And Fortinet says that Australia saw one cybercrime report every eight minutes in 2020-21, equating to a 13 per cent increase on the previous year (1), while New Zealand saw a 15 per cent increase in cyber incidents in the same period (2).
However, technological advancements aren’t the only thing driving increased cybercrime across the ANZ region. The exploitation of vulnerabilities exposed by the COVID-19 pandemic and threats arising from conflict in eastern Europe also present challenges to local businesses, among other potential threats.
Corne Mare, chief information security officer (CISO), Australia, Fortinet, said, “On the surface level, the pandemic is one example of cybercriminals exploiting real challenges and vulnerabilities for their own personal gain. There have also been instances of supply chain issues, food supply challenges, and refugee crises being exploited by cybercriminals looking to cause disruption to businesses. Cyberterrorism also continues to be a major threat to businesses and governments across ANZ, and this has only increased due to the changing geopolitical landscape.”
Glenn Maiden, director of threat intelligence, Australia and New Zealand, Fortinet, said, “While cybercriminals are becoming more creative with their approaches, the risk to businesses from the likes of ransomware, for example, goes beyond mere disruption. The biggest risk is data access and exposure, further driving the need for leaders to bring security into the very base levels of the organisation. There’s never a guarantee that cybercriminals will safeguard data once its accessed, even if ransoms are paid, so it’s essential that business leaders invest in greater data protection at every level.”
Corne Mare said, “The diversity of attacks is just one piece of the puzzle. One of the biggest challenges that’s come to the fore is how entrepreneurial cybercriminals have become, as evidenced in their ability to exploit almost anything without a second thought. Cybercriminal syndicates are increasingly acting like any business would; they share skills to take advantage of exploits and hire specialists based on specific capabilities, with some threat actors working for a multitude of criminal networks.”
The existence of new threats is not the only cause for concern in the region. Businesses increasingly need to be able to adapt to the changing nature of cyberattacks and educate their employees on how to identify potential exploits, beyond the more traditional attack approaches such as phishing scams or infected files.

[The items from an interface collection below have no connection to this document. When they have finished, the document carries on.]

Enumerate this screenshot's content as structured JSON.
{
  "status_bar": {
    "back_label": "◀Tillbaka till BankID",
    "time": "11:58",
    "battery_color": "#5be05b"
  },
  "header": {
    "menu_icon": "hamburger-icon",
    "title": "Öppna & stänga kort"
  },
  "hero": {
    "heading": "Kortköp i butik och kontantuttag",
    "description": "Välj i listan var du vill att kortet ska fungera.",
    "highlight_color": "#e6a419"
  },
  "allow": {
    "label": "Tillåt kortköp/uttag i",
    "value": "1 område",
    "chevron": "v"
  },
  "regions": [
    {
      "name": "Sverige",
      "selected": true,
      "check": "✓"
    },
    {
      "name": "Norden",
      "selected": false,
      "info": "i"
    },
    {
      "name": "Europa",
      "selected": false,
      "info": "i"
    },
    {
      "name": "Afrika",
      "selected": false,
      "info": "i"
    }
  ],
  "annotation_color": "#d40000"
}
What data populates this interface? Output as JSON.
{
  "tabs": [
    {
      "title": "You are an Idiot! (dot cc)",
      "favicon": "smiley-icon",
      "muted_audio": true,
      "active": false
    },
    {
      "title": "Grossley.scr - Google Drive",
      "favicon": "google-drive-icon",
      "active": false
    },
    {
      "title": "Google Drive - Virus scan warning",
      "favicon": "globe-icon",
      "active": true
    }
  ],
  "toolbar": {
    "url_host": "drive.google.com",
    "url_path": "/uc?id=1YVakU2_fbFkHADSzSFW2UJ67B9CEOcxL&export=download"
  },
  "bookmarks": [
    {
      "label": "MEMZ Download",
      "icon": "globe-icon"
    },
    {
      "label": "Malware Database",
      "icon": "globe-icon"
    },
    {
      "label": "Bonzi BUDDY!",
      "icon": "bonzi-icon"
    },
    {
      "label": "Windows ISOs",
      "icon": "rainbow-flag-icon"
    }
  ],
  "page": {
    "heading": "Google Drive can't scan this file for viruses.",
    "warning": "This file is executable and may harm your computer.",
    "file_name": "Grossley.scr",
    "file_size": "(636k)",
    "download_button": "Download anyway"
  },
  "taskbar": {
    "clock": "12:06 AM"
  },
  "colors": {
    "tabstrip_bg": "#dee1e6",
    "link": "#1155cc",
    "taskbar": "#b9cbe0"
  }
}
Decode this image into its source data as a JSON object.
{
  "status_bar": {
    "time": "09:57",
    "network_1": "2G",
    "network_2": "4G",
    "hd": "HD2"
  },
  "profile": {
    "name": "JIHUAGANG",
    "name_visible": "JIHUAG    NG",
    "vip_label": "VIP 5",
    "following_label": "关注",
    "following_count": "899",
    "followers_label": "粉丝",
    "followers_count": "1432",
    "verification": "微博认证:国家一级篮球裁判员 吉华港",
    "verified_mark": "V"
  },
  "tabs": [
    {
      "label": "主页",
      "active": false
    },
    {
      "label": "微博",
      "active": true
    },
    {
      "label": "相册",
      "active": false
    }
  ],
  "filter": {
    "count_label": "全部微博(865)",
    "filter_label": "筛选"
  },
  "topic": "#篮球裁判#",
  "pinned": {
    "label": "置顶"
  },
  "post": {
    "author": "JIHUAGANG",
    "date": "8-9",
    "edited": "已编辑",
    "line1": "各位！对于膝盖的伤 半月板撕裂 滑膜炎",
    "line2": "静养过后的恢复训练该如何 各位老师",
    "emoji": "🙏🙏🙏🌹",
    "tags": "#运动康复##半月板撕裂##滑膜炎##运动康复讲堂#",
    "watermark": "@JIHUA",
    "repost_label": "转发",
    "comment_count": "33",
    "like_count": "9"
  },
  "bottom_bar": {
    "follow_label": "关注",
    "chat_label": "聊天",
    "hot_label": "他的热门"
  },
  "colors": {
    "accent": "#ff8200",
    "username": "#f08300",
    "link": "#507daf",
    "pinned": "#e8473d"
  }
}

Glenn Maiden said, “While new threats are constantly emerging, the style of attack is also evolving and cybercriminals are weaponising vulnerabilities and exploits with increasing speed, which should be cause for concern among businesses. One of the most concerning developments in cybercrime is the sophistication of attacks, with both the technology and attackers behind it growing progressively more insidious alongside changing motivations.
“Cybercriminals have moved on from unsophisticated spray-and-pray or share-and-click approaches. They’ve become more targeted, more direct, and more well-versed at moving through organisations. It’s especially important for businesses to recognise this shift in approach and adapt both their cybersecurity approaches and their staff cybersecurity education and training to better address and protect against changing attacks.”
Corne Mare said, “There’s a risk of organisations becoming complacent in the wake of continued cyberattacks, especially as the question is no longer an if but when organisations will be attacked. While there’s now a level of normality around cyberthreats, the risks start to include the potential for wilful blindness or risk fatigue in terms of cybersecurity. For example, business leaders may be tired of hearing about ransomware, but that doesn’t mean it will disappear.
“As cybercriminals continue to increase their sophistication of attacks; organisations need to double down on the security basics or risk their own complacency also becoming a significant threat. To counteract this, business leaders need to increasingly give cybersecurity a seat at the boardroom table and invest in zero trust strategies from a business perspective, instead of only a technology viewpoint.”
Beyond strengthening an organisation’s security posture and better educating employees around maintaining good cybersecurity hygiene, more also needs to be done on an enterprise and government level to protect ANZ businesses from cyberthreats.
Corne Mare said, “As cybercriminals evolve, often joining forces to share exploits, business and government need to equally engage in information sharing to help better protect organisations and data from cyberattacks. Enterprises need to collaborate more freely and engage in open communication; ultimately, it’s big technology that can contribute to the safety and security of individuals and their data, and more needs to be done to reinforce this.”
Glenn Maiden said, “As with physical security, there’s an increasing need for a collective, global coalition to be established that will help businesses and governments to better manage security and safety in the digital sphere. Without this, cyberattackers will continue to evolve and threaten businesses. And, as society becomes increasingly connected and attackers become more sophisticated in their approaches, the impacts of future attacks could be devastating.”